The UN refugee agency first began working in Malaysia during the Vietnam refugee crisis in the 1970s and has expanded rapidly as a result of conflicts in countries from Myanmar to Afghanistan, Sri Lanka and Syria.
Its colonial-era bungalow in Kuala Lumpur has been extended multiple times, and the once-lush garden is covered over with portacabins, parking and a vast covered building where asylum seekers wait for interviews and for claims to be processed.
When asked about the government’s plan to close the offices, Yante Ismail, the Kuala Lumpur-based UNHCR spokesperson, told Al Jazeera that it “welcomes the continued engagement of the Government of Malaysia and ongoing efforts to explore closer cooperation on a variety of issues related to refugee protection”.
She added that the organisation has been in close discussions on a framework of cooperation on managing refugees in the country for years through a government-initiated Joint Task Force, cochaired by the Malaysian Ministry of Foreign Affairs and the UN refugee agency.
“UNHCR welcomes the Malaysian Government’s continued interest in establishing a national framework to manage the refugee situation in the country that may eventually result in the Government assuming greater responsibility for refugee management and protection,” she said.
But others are sceptical about the government’s ability to handle the work.
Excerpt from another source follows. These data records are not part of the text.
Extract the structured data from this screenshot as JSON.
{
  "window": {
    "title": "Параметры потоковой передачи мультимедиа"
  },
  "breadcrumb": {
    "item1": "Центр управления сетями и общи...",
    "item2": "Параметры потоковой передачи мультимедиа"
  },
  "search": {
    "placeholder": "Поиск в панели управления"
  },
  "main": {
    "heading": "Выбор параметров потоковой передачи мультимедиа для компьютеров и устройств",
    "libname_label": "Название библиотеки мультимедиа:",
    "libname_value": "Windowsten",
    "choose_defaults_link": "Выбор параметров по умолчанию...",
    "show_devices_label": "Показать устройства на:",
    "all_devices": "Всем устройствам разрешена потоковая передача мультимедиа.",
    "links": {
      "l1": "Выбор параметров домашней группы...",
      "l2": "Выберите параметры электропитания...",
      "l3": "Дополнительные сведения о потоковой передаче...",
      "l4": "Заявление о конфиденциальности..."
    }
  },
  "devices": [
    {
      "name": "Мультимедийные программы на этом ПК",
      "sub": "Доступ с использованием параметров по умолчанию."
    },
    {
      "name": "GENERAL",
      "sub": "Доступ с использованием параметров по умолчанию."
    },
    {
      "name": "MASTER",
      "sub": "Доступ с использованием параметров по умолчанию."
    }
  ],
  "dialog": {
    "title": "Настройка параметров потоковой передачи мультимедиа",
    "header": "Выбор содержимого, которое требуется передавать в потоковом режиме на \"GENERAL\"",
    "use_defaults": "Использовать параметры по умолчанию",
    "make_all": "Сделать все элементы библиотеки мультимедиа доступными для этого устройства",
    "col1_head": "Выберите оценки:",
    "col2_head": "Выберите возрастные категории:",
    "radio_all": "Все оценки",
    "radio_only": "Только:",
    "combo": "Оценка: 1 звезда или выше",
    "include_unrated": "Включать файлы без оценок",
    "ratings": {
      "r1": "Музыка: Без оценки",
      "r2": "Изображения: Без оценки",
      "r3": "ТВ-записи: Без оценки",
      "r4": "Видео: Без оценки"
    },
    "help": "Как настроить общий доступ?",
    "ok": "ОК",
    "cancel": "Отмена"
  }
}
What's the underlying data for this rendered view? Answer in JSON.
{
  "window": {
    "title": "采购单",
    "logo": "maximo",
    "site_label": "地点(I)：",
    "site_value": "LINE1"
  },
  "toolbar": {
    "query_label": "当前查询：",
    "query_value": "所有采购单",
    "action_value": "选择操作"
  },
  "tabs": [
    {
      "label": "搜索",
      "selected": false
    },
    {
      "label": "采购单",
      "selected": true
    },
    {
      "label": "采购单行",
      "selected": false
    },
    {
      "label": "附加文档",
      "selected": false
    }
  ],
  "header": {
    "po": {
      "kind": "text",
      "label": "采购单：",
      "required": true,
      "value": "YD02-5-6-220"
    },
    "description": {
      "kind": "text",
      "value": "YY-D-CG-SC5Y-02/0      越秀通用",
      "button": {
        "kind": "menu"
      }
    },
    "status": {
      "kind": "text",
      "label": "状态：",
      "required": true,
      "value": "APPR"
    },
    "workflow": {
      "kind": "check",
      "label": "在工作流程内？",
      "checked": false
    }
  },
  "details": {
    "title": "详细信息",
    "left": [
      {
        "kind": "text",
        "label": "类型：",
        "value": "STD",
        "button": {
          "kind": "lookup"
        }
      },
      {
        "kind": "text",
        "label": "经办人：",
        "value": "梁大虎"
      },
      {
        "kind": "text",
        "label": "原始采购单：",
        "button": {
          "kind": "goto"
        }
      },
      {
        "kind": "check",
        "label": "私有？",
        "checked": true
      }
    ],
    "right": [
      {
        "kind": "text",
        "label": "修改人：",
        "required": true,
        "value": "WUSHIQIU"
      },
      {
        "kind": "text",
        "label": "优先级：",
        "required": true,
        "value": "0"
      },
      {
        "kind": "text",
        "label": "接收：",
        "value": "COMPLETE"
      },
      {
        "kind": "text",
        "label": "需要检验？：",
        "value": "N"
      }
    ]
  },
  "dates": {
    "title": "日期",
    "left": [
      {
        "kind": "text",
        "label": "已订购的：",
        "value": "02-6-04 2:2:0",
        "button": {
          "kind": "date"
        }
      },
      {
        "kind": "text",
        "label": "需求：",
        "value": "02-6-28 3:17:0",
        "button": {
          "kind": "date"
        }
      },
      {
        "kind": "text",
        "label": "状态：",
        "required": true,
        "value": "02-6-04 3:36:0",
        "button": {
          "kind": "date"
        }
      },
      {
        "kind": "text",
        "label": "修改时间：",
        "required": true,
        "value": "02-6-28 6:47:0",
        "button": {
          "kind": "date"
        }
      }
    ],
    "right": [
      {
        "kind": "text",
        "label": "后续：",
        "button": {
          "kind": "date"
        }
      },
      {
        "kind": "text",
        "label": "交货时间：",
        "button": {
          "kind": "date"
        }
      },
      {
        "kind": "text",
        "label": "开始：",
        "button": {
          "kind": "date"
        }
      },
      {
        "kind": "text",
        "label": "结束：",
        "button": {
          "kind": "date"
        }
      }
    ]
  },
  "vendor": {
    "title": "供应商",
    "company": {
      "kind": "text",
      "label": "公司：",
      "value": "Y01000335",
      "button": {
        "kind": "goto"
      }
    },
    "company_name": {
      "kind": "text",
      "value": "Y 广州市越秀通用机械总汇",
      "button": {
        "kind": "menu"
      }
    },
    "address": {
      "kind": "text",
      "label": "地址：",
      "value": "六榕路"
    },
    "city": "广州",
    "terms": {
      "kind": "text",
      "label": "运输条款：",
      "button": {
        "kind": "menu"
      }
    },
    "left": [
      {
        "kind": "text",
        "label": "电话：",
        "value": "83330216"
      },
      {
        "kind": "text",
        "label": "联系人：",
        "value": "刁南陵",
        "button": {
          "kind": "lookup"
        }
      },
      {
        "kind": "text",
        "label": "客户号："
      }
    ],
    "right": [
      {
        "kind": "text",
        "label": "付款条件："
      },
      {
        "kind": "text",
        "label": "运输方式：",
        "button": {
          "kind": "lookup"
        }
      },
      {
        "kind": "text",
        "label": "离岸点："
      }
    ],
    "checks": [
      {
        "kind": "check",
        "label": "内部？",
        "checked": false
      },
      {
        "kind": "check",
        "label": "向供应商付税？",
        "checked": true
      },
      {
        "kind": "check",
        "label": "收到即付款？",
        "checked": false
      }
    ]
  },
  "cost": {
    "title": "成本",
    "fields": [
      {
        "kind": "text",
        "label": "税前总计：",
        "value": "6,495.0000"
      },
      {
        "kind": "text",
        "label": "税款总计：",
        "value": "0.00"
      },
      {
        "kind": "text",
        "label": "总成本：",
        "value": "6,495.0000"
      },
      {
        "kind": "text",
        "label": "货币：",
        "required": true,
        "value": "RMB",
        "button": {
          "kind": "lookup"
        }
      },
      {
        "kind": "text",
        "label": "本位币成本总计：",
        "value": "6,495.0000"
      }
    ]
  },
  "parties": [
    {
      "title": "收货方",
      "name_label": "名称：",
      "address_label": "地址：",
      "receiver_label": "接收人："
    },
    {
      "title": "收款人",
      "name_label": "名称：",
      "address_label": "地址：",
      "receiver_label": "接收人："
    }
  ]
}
“The bottom line is the government doesn’t really have the capacity to manage the refugee situation in the country,” Human Rights Watch’s Robertson said.
“With more than 180,000 UNHCR-recognised refugees, there is a major human rights protection challenge to keep those people safe, and nothing the Malaysian government has done to date indicates that they are up for that challenge.”
Questions over resettlement
The plan to take control of asylum seekers and refugees in Malaysia has also raised questions about the resettlement process under which people are able to start new lives in third countries. The UNHCR is central to the process and works with accepting countries to submit refugees for resettlement. In Malaysia, most refugees are resettled in the United States.
“What I can say is that there will be no more resettlement for refugees in the absence of UNHCR,” said James Bawi Thang Bik. “I think resettlement for refugees is beyond the capacity of a government without UNHCR.”
Robertson notes that most governments require a UNHCR interview to determine the status of a refugee.
“The fact that Malaysia is not a state party of the UN Refugee Convention means that UNHCR’s role is even more important and that closing down the office would be like Malaysia shooting itself in the foot,” he said.
While UNHCR identifies refugees in need of resettlement, it is up to resettlement countries to decide how many refugees they will accept with a quota decided each financial year. The US, which takes in the most people, has said it will accept 125,000 refugees under resettlement after reaching an all-time low during the administration of former President Donald Trump when the quota was cut to 15,000.
Despite the challenging situation in Malaysia, many refugees are hoping that whoever wins power this week will not only reconsider the plan to close the offices of the UN refugee agency but also develop a more comprehensive policy for refugees and asylum seekers, even though the competing coalitions’ manifestos barely touch on the issue.
Officials have periodically talked of giving refugees the right to work, while outgoing Foreign Minister Saifuddin Abdullah has often visited community schools for Rohingya refugees while in office.
Back in 2016, as he faced growing questions over his role in the multibillion-dollar corruption scandal, now-jailed Prime Minister Najib Razak held a mass rally condemning Myanmar’s “genocide” against the Rohingya.
It was not possible for the world to “sit by and watch genocide taking place” he told thousands of people at a Kuala Lumpur stadium, adding that the persecution of the Rohingya was an “insult” to Islam.
The next year, hundreds of thousands more Rohingya were forced to flee as the Myanmar army launched a brutal crackdown in the country’s northwest that is now the subject of a genocide trial at the International Court of Justice.
“We hope the new government will allow the UNHCR to resume their work to assist refugees and asylum seekers and find a durable solution for them,” said MEHROM’s Zafar.